Pareto analysis of a hypothetical fermentation process (adapted from Shivhare and McCreath, 2010)
There is an art to striking a good balance in selecting the range over which a parameter will be tested. Go for setpoints too close together and you will barely see the influence of the parameter. Choose too wide a range and you will get too many parameters that appear to be significant. Setting center points in addition to the minimum and maximum setpoints will improve the statistical analysis. Center points allow to determine if the investigated parameters correlate in a linear function or not and increase accuracy of the obtained data.
Output parameters also need to be considered when setting the design space, not just the input parameters. The response must be measurable, repeatable, and reproducible. You must decide at the outset how much output variability will be acceptable. In a typical bioprocess, a 5–10 % variability is tolerated [2].
Choosing temperature setpoints to be evaluated during the process.

Use your resources wisely

Once upper and lower setpoints are defined for each parameter, the experimental conditions must be mapped to the available resources. Parallel bioreactor systems allow multiple, simultaneous DoE runs, saving a lot of time compared to sequential runs. Where possible, resource mapping should be automated to reduce the risk of errors through manual operations, and to make documentation easier. And randomization of runs excludes hardware and environmental effects that might influence the results.
Design space and resource mapping. Example showing a three-factor design applied to a single 4-fold parallel system, resulting in 11 DoE runs performed as three sequential experiments.

Get the most out of your data—and don’t get lost

There are several software packages on the market for multivariate analysis (MVA) and DoE. Bioprocess data can be imported into these tools for evaluation.

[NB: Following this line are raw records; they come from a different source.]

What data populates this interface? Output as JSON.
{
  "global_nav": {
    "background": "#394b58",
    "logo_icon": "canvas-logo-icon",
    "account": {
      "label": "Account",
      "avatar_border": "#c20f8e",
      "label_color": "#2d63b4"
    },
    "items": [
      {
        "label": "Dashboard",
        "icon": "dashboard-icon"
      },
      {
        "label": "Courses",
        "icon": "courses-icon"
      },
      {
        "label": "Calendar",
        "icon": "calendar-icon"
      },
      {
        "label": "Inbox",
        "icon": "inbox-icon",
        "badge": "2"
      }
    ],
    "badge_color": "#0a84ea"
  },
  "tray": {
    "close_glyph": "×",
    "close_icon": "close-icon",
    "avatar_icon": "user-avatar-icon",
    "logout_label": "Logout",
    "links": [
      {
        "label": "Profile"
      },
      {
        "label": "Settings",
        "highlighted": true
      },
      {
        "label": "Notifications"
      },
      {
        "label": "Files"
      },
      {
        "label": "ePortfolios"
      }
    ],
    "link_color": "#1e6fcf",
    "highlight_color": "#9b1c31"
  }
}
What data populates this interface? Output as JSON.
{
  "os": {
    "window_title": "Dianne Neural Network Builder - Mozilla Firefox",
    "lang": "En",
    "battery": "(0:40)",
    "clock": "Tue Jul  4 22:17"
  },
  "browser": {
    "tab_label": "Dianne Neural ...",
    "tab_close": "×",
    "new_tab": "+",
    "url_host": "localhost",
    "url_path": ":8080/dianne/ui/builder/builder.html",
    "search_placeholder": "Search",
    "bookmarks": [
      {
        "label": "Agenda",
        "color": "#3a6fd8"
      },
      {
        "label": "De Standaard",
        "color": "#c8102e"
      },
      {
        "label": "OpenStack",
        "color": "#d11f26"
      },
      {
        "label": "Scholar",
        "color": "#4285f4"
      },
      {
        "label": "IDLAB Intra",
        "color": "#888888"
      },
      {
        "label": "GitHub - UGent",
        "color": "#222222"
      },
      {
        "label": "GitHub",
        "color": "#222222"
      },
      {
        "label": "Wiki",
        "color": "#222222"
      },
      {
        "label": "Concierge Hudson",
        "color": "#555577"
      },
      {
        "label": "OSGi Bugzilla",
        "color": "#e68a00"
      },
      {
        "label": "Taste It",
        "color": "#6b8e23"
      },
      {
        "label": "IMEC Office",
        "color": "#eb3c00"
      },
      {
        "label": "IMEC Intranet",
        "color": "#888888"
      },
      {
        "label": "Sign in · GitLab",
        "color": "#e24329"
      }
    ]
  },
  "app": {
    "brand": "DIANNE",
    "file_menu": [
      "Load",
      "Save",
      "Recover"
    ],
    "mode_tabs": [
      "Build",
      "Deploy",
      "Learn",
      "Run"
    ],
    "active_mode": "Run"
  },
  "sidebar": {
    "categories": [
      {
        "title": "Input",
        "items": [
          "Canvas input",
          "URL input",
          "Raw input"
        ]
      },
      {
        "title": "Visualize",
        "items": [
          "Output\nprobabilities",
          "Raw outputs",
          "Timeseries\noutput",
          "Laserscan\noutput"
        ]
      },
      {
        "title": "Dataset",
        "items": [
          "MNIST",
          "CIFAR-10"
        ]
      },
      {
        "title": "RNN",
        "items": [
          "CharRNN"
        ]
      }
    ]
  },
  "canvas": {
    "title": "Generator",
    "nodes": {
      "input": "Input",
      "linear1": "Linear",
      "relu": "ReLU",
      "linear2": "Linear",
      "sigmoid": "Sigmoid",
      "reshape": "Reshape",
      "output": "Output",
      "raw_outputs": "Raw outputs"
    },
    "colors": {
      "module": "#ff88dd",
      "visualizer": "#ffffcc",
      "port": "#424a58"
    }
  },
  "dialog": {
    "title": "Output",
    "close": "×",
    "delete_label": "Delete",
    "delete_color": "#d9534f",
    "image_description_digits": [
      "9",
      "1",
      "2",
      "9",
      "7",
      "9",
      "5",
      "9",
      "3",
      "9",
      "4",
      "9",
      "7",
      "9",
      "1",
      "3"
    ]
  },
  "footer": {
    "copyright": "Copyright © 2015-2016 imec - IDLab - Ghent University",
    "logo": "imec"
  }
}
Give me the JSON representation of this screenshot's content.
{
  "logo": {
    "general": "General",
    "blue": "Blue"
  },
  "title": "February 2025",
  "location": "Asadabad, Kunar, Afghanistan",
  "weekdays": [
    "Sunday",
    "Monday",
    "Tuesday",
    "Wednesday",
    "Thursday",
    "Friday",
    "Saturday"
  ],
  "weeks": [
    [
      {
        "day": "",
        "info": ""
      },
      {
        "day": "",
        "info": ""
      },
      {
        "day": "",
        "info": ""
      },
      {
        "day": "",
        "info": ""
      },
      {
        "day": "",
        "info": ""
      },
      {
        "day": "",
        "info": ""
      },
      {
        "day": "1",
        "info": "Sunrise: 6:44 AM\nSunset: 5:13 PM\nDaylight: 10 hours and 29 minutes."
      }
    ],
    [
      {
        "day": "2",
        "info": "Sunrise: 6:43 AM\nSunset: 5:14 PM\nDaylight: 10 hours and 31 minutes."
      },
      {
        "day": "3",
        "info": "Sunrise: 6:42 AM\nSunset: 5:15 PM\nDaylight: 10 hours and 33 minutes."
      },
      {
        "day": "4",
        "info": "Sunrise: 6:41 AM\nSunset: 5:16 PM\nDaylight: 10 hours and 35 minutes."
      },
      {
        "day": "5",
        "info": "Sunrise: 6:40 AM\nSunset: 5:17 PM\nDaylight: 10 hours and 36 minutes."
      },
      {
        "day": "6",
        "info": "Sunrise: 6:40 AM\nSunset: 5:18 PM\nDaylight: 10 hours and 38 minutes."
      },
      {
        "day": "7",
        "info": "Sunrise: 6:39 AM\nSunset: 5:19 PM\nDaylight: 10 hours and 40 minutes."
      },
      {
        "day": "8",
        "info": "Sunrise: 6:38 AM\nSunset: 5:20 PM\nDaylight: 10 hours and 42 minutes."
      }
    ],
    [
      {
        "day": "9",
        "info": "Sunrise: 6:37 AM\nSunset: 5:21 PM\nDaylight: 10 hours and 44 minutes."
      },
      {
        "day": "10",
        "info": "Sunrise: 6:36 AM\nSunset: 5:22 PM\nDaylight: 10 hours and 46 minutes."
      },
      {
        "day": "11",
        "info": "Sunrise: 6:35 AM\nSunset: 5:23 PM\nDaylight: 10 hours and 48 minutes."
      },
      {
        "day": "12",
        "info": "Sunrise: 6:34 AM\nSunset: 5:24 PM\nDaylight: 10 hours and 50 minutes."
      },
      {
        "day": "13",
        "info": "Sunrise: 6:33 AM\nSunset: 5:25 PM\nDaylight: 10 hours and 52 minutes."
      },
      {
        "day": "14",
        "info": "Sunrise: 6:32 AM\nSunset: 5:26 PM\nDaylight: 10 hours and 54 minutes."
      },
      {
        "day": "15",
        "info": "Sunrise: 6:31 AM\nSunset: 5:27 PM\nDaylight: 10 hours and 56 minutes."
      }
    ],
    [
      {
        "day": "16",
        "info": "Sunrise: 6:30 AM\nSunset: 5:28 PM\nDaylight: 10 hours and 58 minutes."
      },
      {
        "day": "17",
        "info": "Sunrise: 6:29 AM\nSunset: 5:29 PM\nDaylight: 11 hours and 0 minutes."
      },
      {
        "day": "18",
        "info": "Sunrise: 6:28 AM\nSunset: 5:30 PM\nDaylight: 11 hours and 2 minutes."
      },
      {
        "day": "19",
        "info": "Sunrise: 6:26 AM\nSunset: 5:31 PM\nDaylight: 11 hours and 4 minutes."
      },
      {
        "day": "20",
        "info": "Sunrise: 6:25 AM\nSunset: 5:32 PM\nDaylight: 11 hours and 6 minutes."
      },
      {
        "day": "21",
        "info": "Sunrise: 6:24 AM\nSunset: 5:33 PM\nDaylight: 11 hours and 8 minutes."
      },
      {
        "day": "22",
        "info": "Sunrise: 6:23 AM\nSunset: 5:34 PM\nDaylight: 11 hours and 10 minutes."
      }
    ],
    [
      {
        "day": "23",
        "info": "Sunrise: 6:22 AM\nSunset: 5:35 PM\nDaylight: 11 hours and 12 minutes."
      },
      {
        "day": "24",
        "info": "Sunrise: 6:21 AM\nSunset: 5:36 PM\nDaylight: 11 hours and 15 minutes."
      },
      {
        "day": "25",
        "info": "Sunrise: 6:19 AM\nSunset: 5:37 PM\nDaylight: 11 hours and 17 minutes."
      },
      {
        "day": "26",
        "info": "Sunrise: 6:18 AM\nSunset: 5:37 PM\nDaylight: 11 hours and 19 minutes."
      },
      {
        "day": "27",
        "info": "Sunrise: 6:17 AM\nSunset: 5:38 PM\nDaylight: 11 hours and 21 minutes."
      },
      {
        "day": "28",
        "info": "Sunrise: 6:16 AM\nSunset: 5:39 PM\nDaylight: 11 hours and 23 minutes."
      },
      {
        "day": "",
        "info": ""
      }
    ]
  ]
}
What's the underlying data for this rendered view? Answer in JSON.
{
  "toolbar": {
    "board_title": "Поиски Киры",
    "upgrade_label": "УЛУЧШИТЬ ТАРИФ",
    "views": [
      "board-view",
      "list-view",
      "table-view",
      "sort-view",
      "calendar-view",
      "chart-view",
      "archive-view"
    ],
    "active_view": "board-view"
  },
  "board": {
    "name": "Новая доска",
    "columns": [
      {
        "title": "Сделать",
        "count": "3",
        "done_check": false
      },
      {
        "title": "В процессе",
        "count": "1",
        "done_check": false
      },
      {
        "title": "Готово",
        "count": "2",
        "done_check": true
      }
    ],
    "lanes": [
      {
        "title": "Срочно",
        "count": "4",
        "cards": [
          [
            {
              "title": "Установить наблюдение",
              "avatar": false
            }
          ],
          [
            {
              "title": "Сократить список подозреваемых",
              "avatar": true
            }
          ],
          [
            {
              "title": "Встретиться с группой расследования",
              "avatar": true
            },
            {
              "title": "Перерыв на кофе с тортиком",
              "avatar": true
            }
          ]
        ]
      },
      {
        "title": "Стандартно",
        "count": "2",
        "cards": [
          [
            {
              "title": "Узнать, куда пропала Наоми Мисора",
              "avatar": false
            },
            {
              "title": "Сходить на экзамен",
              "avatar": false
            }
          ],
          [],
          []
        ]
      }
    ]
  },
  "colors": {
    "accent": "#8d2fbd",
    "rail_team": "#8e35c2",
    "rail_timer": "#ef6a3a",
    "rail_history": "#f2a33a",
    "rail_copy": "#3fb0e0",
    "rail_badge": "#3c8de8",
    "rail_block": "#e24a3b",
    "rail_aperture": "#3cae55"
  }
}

The packages use statistical methods to find the best combination of input factors, to describe their effect on the examined output factors, and to help us to understand how the parameters interact. They thus provide a starting point for further iterations.
One popular modeling approach is principal component analysis (PCA), a method for identifying a smaller number of uncorrelated variables, called "principal components", from a large set of data. The goal is to explain the maximum amount of variance with the fewest principal components.
Another approach, used more often, is the partial least squares (PLS) method, which reduces the predictors to a smaller set of uncorrelated components and performs least squares regression on them, rather than the original data. Both approaches are introduced in [3].
Example for statistical analysis
Experimental design to speed up developmentDeveloping a deep process understanding and investigating interactions between parameters at an early stage of product/process development are the keys to shortening time to market in biopharmaceutical development. Implementation of QbD principles in process optimization ensures product quality and manufacturing efficiency from inception.

1. ICH (2009): Harmonised Tripartite Guideline. Pharmaceutical Development. Q8 (R2); https://www.ich.org/fileadmin/Public_Web_Site/ICH_Products/Guidelines/Quality/Q8_R1/Step4/Q8_R2_Guideline.pdf
2. Shivhare M, McCreath G (2010): Practical Considerations for DoE Implementation in Quality by Design. Bioprocess International Vol. 8, No. 6, June 2010, pp. 22 – 30
3. Glassey J (2016): Multivariate Modeling for Bioreactor Monitoring and Control. In: Bioreactors. Design, Operation and Novel Applications. Weinheim